* Aim of the exercise: Collect each line of the entries that holds the string "time".

* Element data from apps and pages:
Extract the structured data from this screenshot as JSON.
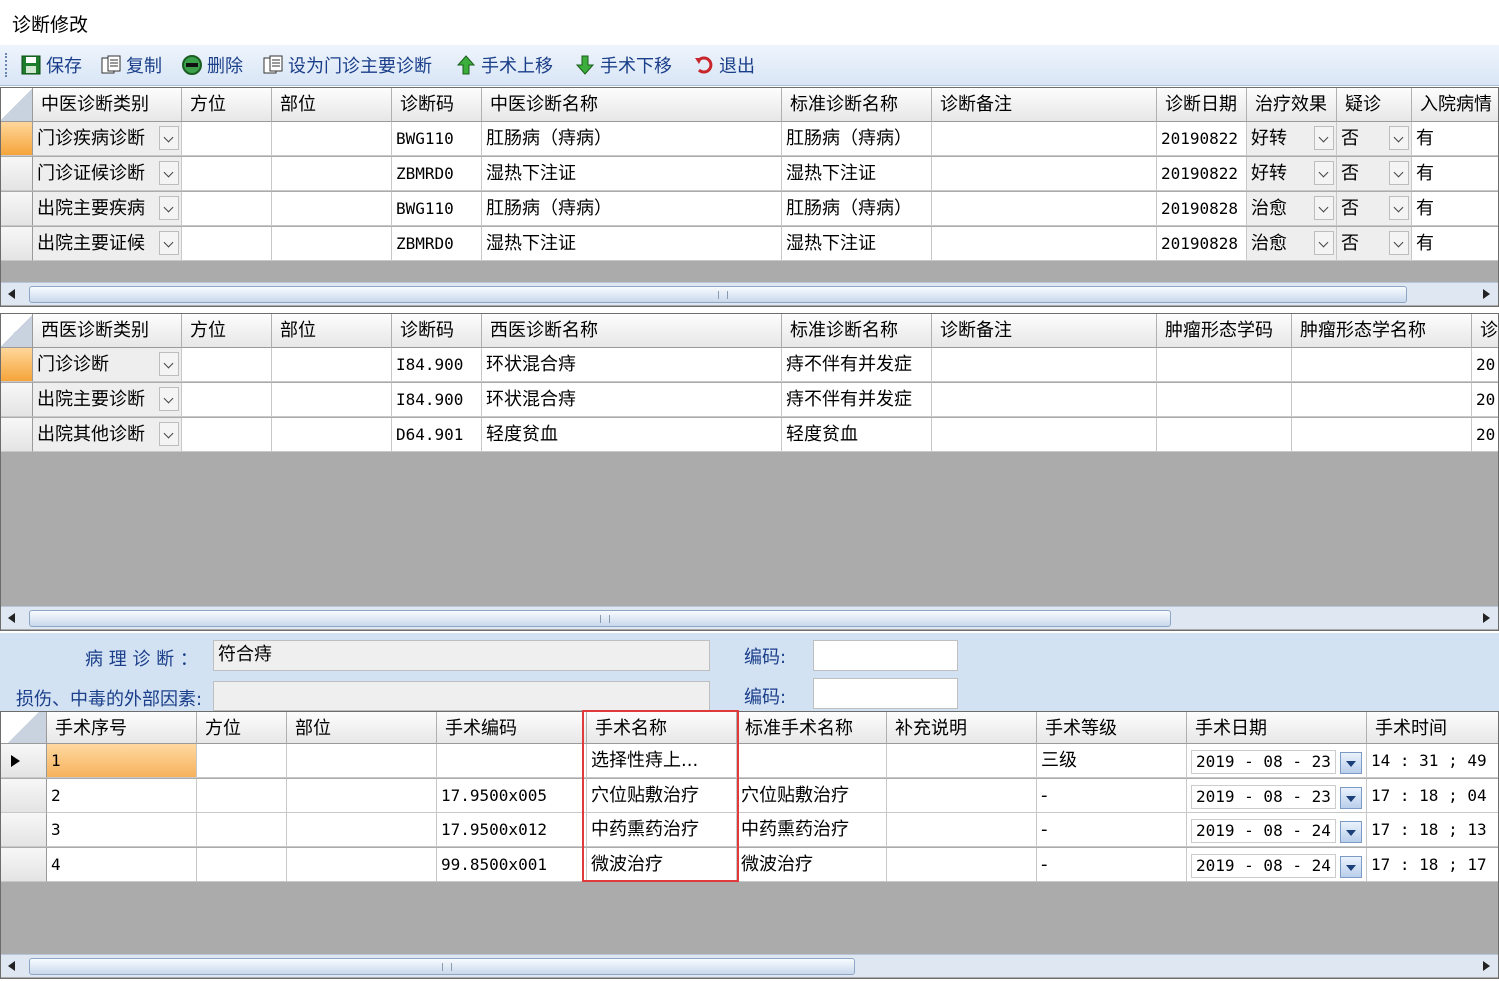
{
  "window": {
    "title": "诊断修改"
  },
  "toolbar": {
    "save": "保存",
    "copy": "复制",
    "delete": "删除",
    "set_main": "设为门诊主要诊断",
    "move_up": "手术上移",
    "move_down": "手术下移",
    "exit": "退出"
  },
  "tcm_grid": {
    "headers": [
      "中医诊断类别",
      "方位",
      "部位",
      "诊断码",
      "中医诊断名称",
      "标准诊断名称",
      "诊断备注",
      "诊断日期",
      "治疗效果",
      "疑诊",
      "入院病情"
    ],
    "rows": [
      {
        "category": "门诊疾病诊断",
        "direction": "",
        "site": "",
        "code": "BWG110",
        "name": "肛肠病（痔病）",
        "std_name": "肛肠病（痔病）",
        "remark": "",
        "date": "20190822",
        "effect": "好转",
        "suspect": "否",
        "admission": "有"
      },
      {
        "category": "门诊证候诊断",
        "direction": "",
        "site": "",
        "code": "ZBMRD0",
        "name": "湿热下注证",
        "std_name": "湿热下注证",
        "remark": "",
        "date": "20190822",
        "effect": "好转",
        "suspect": "否",
        "admission": "有"
      },
      {
        "category": "出院主要疾病",
        "direction": "",
        "site": "",
        "code": "BWG110",
        "name": "肛肠病（痔病）",
        "std_name": "肛肠病（痔病）",
        "remark": "",
        "date": "20190828",
        "effect": "治愈",
        "suspect": "否",
        "admission": "有"
      },
      {
        "category": "出院主要证候",
        "direction": "",
        "site": "",
        "code": "ZBMRD0",
        "name": "湿热下注证",
        "std_name": "湿热下注证",
        "remark": "",
        "date": "20190828",
        "effect": "治愈",
        "suspect": "否",
        "admission": "有"
      }
    ]
  },
  "wm_grid": {
    "headers": [
      "西医诊断类别",
      "方位",
      "部位",
      "诊断码",
      "西医诊断名称",
      "标准诊断名称",
      "诊断备注",
      "肿瘤形态学码",
      "肿瘤形态学名称",
      "诊"
    ],
    "rows": [
      {
        "category": "门诊诊断",
        "direction": "",
        "site": "",
        "code": "I84.900",
        "name": "环状混合痔",
        "std_name": "痔不伴有并发症",
        "remark": "",
        "morph_code": "",
        "morph_name": "",
        "date_partial": "20"
      },
      {
        "category": "出院主要诊断",
        "direction": "",
        "site": "",
        "code": "I84.900",
        "name": "环状混合痔",
        "std_name": "痔不伴有并发症",
        "remark": "",
        "morph_code": "",
        "morph_name": "",
        "date_partial": "20"
      },
      {
        "category": "出院其他诊断",
        "direction": "",
        "site": "",
        "code": "D64.901",
        "name": "轻度贫血",
        "std_name": "轻度贫血",
        "remark": "",
        "morph_code": "",
        "morph_name": "",
        "date_partial": "20"
      }
    ]
  },
  "pathology": {
    "label": "病 理 诊 断 ：",
    "value": "符合痔",
    "code_label": "编码:",
    "code_value": "",
    "injury_label": "损伤、中毒的外部因素:",
    "injury_value": "",
    "injury_code_label": "编码:",
    "injury_code_value": ""
  },
  "surgery_grid": {
    "headers": [
      "手术序号",
      "方位",
      "部位",
      "手术编码",
      "手术名称",
      "标准手术名称",
      "补充说明",
      "手术等级",
      "手术日期",
      "手术时间"
    ],
    "rows": [
      {
        "seq": "1",
        "direction": "",
        "site": "",
        "code": "",
        "name": "选择性痔上...",
        "std_name": "",
        "note": "",
        "level": "三级",
        "date": "2019 - 08 - 23",
        "time": "14 : 31 ; 49"
      },
      {
        "seq": "2",
        "direction": "",
        "site": "",
        "code": "17.9500x005",
        "name": "穴位贴敷治疗",
        "std_name": "穴位贴敷治疗",
        "note": "",
        "level": "-",
        "date": "2019 - 08 - 23",
        "time": "17 : 18 ; 04"
      },
      {
        "seq": "3",
        "direction": "",
        "site": "",
        "code": "17.9500x012",
        "name": "中药熏药治疗",
        "std_name": "中药熏药治疗",
        "note": "",
        "level": "-",
        "date": "2019 - 08 - 24",
        "time": "17 : 18 ; 13"
      },
      {
        "seq": "4",
        "direction": "",
        "site": "",
        "code": "99.8500x001",
        "name": "微波治疗",
        "std_name": "微波治疗",
        "note": "",
        "level": "-",
        "date": "2019 - 08 - 24",
        "time": "17 : 18 ; 17"
      }
    ]
  },
  "icons": [
    "save-icon",
    "copy-icon",
    "delete-icon",
    "set-main-icon",
    "arrow-up-icon",
    "arrow-down-icon",
    "exit-icon"
  ],
  "colors": {
    "toolbar_text": "#1a3e8a",
    "current_row": "#f5a43a",
    "highlight_box": "#e03a3a",
    "grid_bg": "#ababab"
  }
}
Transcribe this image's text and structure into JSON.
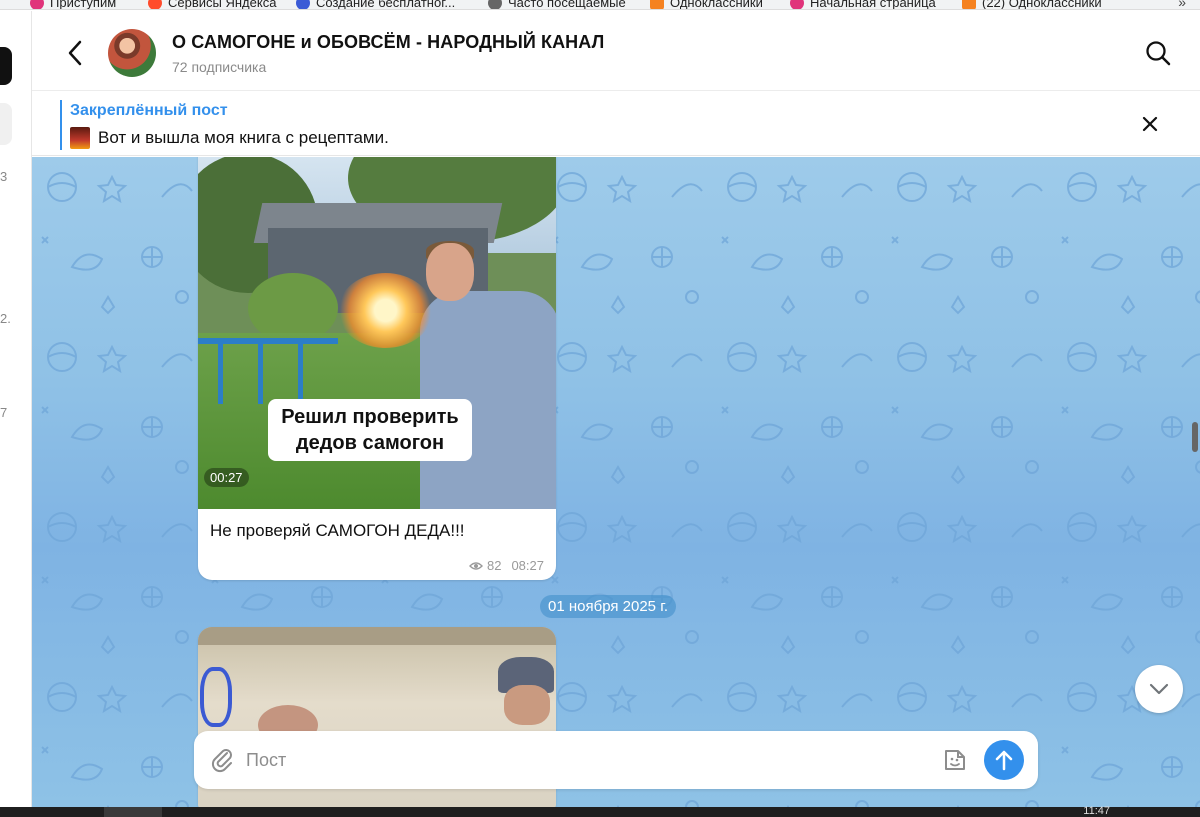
{
  "bookmarks": {
    "items": [
      {
        "label": "Приступим",
        "color": "#e0337a"
      },
      {
        "label": "Сервисы Яндекса",
        "color": "#ff4b2b"
      },
      {
        "label": "Создание бесплатног...",
        "color": "#3b5bd6"
      },
      {
        "label": "Часто посещаемые",
        "color": "#666666"
      },
      {
        "label": "Одноклассники",
        "color": "#f58220"
      },
      {
        "label": "Начальная страница",
        "color": "#e0337a"
      },
      {
        "label": "(22) Одноклассники",
        "color": "#f58220"
      }
    ],
    "more_icon": "chevron-double-right-icon"
  },
  "left_strip": {
    "nums": [
      "3",
      "2.",
      "7"
    ]
  },
  "header": {
    "title": "О САМОГОНЕ и ОБОВСЁМ - НАРОДНЫЙ КАНАЛ",
    "subscribers": "72 подписчика",
    "back_icon": "chevron-left-icon",
    "search_icon": "search-icon"
  },
  "pinned": {
    "label": "Закреплённый пост",
    "text": "Вот и вышла моя книга с рецептами.",
    "close_icon": "close-icon"
  },
  "messages": [
    {
      "video_caption": "Решил проверить дедов самогон",
      "duration": "00:27",
      "text": "Не проверяй САМОГОН ДЕДА!!!",
      "views": "82",
      "time": "08:27"
    }
  ],
  "date_separator": "01 ноября 2025 г.",
  "composer": {
    "placeholder": "Пост",
    "attach_icon": "paperclip-icon",
    "sticker_icon": "sticker-icon",
    "send_icon": "arrow-up-icon"
  },
  "taskbar": {
    "clock": "11:47"
  },
  "colors": {
    "accent": "#3390ec",
    "chat_bg": "#8fc1e6"
  }
}
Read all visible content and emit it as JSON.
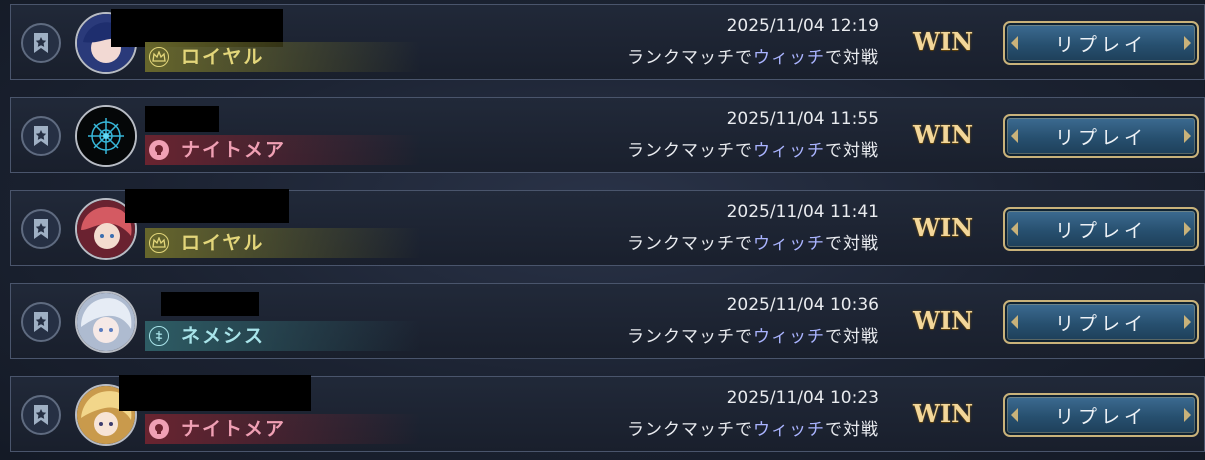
{
  "matches": [
    {
      "date": "2025/11/04 12:19",
      "class": "ロイヤル",
      "class_icon": "crown-icon",
      "class_color": "#e3d67a",
      "bar_color": "#6b6a2c",
      "mode": "ランクマッチで",
      "opponent_class": "ウィッチ",
      "suffix": "で対戦",
      "result": "WIN",
      "replay_label": "リプレイ"
    },
    {
      "date": "2025/11/04 11:55",
      "class": "ナイトメア",
      "class_icon": "skull-icon",
      "class_color": "#f0a0b4",
      "bar_color": "#6e2430",
      "mode": "ランクマッチで",
      "opponent_class": "ウィッチ",
      "suffix": "で対戦",
      "result": "WIN",
      "replay_label": "リプレイ"
    },
    {
      "date": "2025/11/04 11:41",
      "class": "ロイヤル",
      "class_icon": "crown-icon",
      "class_color": "#e3d67a",
      "bar_color": "#6b6a2c",
      "mode": "ランクマッチで",
      "opponent_class": "ウィッチ",
      "suffix": "で対戦",
      "result": "WIN",
      "replay_label": "リプレイ"
    },
    {
      "date": "2025/11/04 10:36",
      "class": "ネメシス",
      "class_icon": "nemesis-icon",
      "class_color": "#a9e4ea",
      "bar_color": "#2f6068",
      "mode": "ランクマッチで",
      "opponent_class": "ウィッチ",
      "suffix": "で対戦",
      "result": "WIN",
      "replay_label": "リプレイ"
    },
    {
      "date": "2025/11/04 10:23",
      "class": "ナイトメア",
      "class_icon": "skull-icon",
      "class_color": "#f0a0b4",
      "bar_color": "#6e2430",
      "mode": "ランクマッチで",
      "opponent_class": "ウィッチ",
      "suffix": "で対戦",
      "result": "WIN",
      "replay_label": "リプレイ"
    }
  ]
}
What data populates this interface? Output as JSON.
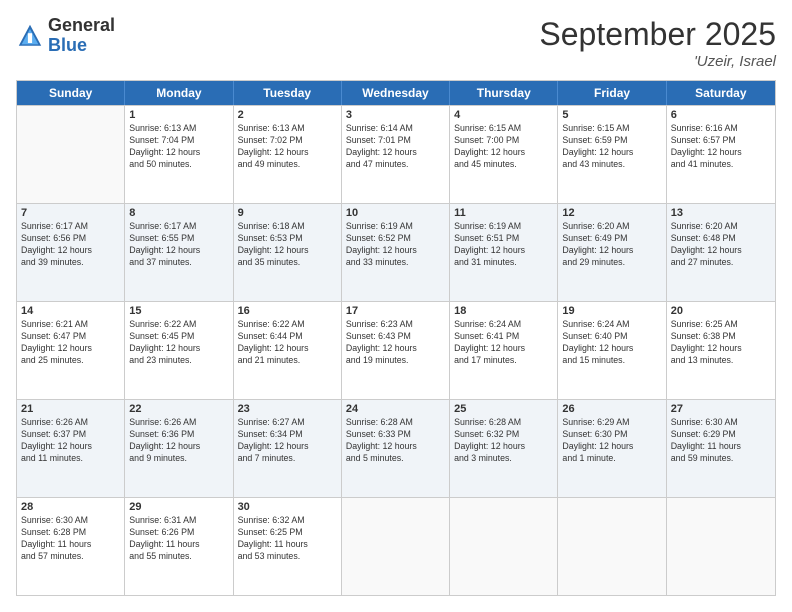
{
  "header": {
    "logo_general": "General",
    "logo_blue": "Blue",
    "month_title": "September 2025",
    "location": "'Uzeir, Israel"
  },
  "days_of_week": [
    "Sunday",
    "Monday",
    "Tuesday",
    "Wednesday",
    "Thursday",
    "Friday",
    "Saturday"
  ],
  "weeks": [
    [
      {
        "day": "",
        "info": ""
      },
      {
        "day": "1",
        "info": "Sunrise: 6:13 AM\nSunset: 7:04 PM\nDaylight: 12 hours\nand 50 minutes."
      },
      {
        "day": "2",
        "info": "Sunrise: 6:13 AM\nSunset: 7:02 PM\nDaylight: 12 hours\nand 49 minutes."
      },
      {
        "day": "3",
        "info": "Sunrise: 6:14 AM\nSunset: 7:01 PM\nDaylight: 12 hours\nand 47 minutes."
      },
      {
        "day": "4",
        "info": "Sunrise: 6:15 AM\nSunset: 7:00 PM\nDaylight: 12 hours\nand 45 minutes."
      },
      {
        "day": "5",
        "info": "Sunrise: 6:15 AM\nSunset: 6:59 PM\nDaylight: 12 hours\nand 43 minutes."
      },
      {
        "day": "6",
        "info": "Sunrise: 6:16 AM\nSunset: 6:57 PM\nDaylight: 12 hours\nand 41 minutes."
      }
    ],
    [
      {
        "day": "7",
        "info": "Sunrise: 6:17 AM\nSunset: 6:56 PM\nDaylight: 12 hours\nand 39 minutes."
      },
      {
        "day": "8",
        "info": "Sunrise: 6:17 AM\nSunset: 6:55 PM\nDaylight: 12 hours\nand 37 minutes."
      },
      {
        "day": "9",
        "info": "Sunrise: 6:18 AM\nSunset: 6:53 PM\nDaylight: 12 hours\nand 35 minutes."
      },
      {
        "day": "10",
        "info": "Sunrise: 6:19 AM\nSunset: 6:52 PM\nDaylight: 12 hours\nand 33 minutes."
      },
      {
        "day": "11",
        "info": "Sunrise: 6:19 AM\nSunset: 6:51 PM\nDaylight: 12 hours\nand 31 minutes."
      },
      {
        "day": "12",
        "info": "Sunrise: 6:20 AM\nSunset: 6:49 PM\nDaylight: 12 hours\nand 29 minutes."
      },
      {
        "day": "13",
        "info": "Sunrise: 6:20 AM\nSunset: 6:48 PM\nDaylight: 12 hours\nand 27 minutes."
      }
    ],
    [
      {
        "day": "14",
        "info": "Sunrise: 6:21 AM\nSunset: 6:47 PM\nDaylight: 12 hours\nand 25 minutes."
      },
      {
        "day": "15",
        "info": "Sunrise: 6:22 AM\nSunset: 6:45 PM\nDaylight: 12 hours\nand 23 minutes."
      },
      {
        "day": "16",
        "info": "Sunrise: 6:22 AM\nSunset: 6:44 PM\nDaylight: 12 hours\nand 21 minutes."
      },
      {
        "day": "17",
        "info": "Sunrise: 6:23 AM\nSunset: 6:43 PM\nDaylight: 12 hours\nand 19 minutes."
      },
      {
        "day": "18",
        "info": "Sunrise: 6:24 AM\nSunset: 6:41 PM\nDaylight: 12 hours\nand 17 minutes."
      },
      {
        "day": "19",
        "info": "Sunrise: 6:24 AM\nSunset: 6:40 PM\nDaylight: 12 hours\nand 15 minutes."
      },
      {
        "day": "20",
        "info": "Sunrise: 6:25 AM\nSunset: 6:38 PM\nDaylight: 12 hours\nand 13 minutes."
      }
    ],
    [
      {
        "day": "21",
        "info": "Sunrise: 6:26 AM\nSunset: 6:37 PM\nDaylight: 12 hours\nand 11 minutes."
      },
      {
        "day": "22",
        "info": "Sunrise: 6:26 AM\nSunset: 6:36 PM\nDaylight: 12 hours\nand 9 minutes."
      },
      {
        "day": "23",
        "info": "Sunrise: 6:27 AM\nSunset: 6:34 PM\nDaylight: 12 hours\nand 7 minutes."
      },
      {
        "day": "24",
        "info": "Sunrise: 6:28 AM\nSunset: 6:33 PM\nDaylight: 12 hours\nand 5 minutes."
      },
      {
        "day": "25",
        "info": "Sunrise: 6:28 AM\nSunset: 6:32 PM\nDaylight: 12 hours\nand 3 minutes."
      },
      {
        "day": "26",
        "info": "Sunrise: 6:29 AM\nSunset: 6:30 PM\nDaylight: 12 hours\nand 1 minute."
      },
      {
        "day": "27",
        "info": "Sunrise: 6:30 AM\nSunset: 6:29 PM\nDaylight: 11 hours\nand 59 minutes."
      }
    ],
    [
      {
        "day": "28",
        "info": "Sunrise: 6:30 AM\nSunset: 6:28 PM\nDaylight: 11 hours\nand 57 minutes."
      },
      {
        "day": "29",
        "info": "Sunrise: 6:31 AM\nSunset: 6:26 PM\nDaylight: 11 hours\nand 55 minutes."
      },
      {
        "day": "30",
        "info": "Sunrise: 6:32 AM\nSunset: 6:25 PM\nDaylight: 11 hours\nand 53 minutes."
      },
      {
        "day": "",
        "info": ""
      },
      {
        "day": "",
        "info": ""
      },
      {
        "day": "",
        "info": ""
      },
      {
        "day": "",
        "info": ""
      }
    ]
  ]
}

* Response to the exercise:
        "time": "14 : 31 ; 49"
        "time": "17 : 18 ; 04"
        "time": "17 : 18 ; 13"
        "time": "17 : 18 ; 17"
      "time": "08:27"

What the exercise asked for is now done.